→ **TO DO**:
Copy out all lines in the data below containing the string "number".

→ **Excerpts from an interface dataset**:
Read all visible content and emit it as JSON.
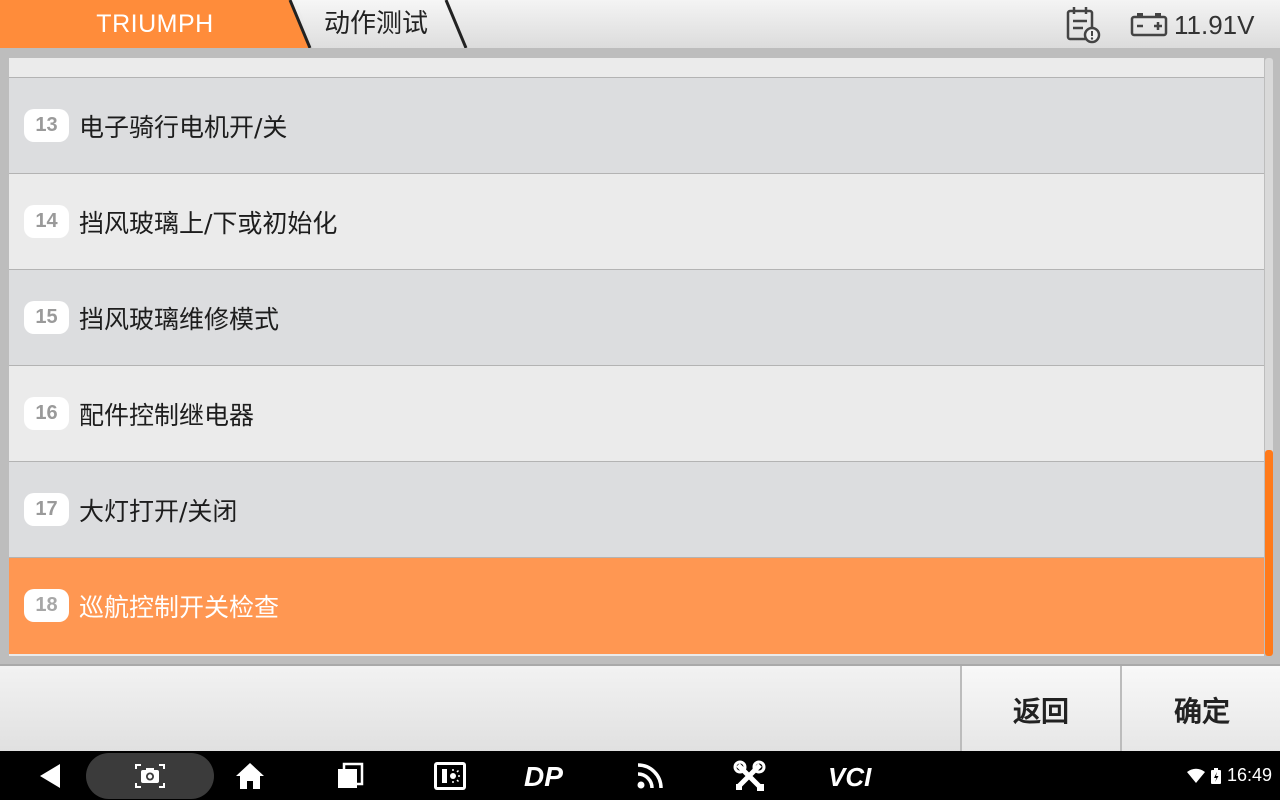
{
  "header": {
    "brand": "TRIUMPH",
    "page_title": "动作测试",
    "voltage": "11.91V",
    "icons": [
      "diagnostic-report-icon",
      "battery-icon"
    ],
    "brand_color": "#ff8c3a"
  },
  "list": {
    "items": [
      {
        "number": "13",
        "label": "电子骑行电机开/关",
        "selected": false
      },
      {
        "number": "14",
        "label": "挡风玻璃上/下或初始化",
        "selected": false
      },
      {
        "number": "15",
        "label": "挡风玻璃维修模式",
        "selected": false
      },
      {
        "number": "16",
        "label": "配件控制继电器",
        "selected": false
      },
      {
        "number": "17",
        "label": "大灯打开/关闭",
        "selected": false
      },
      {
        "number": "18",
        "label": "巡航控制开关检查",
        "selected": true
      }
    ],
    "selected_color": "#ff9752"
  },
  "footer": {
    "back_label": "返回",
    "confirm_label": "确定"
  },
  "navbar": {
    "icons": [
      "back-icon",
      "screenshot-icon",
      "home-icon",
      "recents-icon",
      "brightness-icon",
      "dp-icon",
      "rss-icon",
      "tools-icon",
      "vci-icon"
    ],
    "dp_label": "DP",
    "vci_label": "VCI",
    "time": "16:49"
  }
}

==

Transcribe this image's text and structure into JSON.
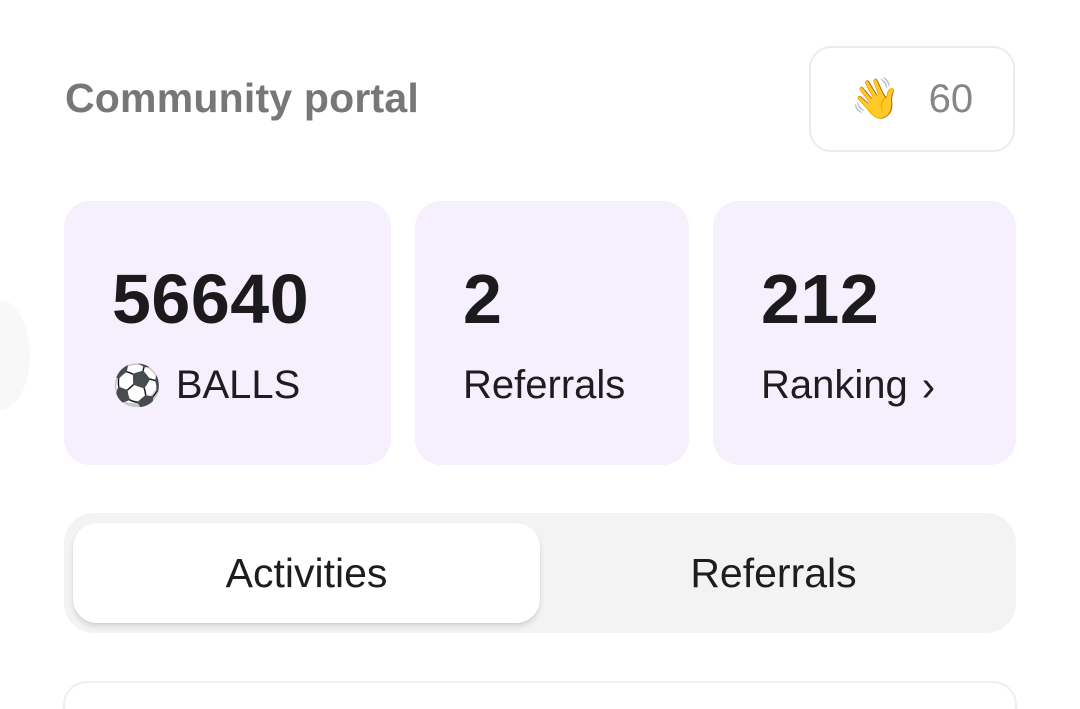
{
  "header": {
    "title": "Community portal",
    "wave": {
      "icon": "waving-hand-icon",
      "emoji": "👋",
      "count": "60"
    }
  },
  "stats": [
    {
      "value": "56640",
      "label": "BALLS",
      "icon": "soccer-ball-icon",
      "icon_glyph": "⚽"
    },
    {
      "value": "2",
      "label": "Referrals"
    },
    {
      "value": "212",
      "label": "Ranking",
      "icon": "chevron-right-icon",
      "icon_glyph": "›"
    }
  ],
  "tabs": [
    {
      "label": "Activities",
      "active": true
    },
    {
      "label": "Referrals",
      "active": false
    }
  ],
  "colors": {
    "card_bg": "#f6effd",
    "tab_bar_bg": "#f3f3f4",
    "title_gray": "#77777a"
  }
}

→ **RESULT OF THE TASK**:
        "number": "13",
        "number": "14",
        "number": "15",
        "number": "16",
        "number": "17",
        "number": "18",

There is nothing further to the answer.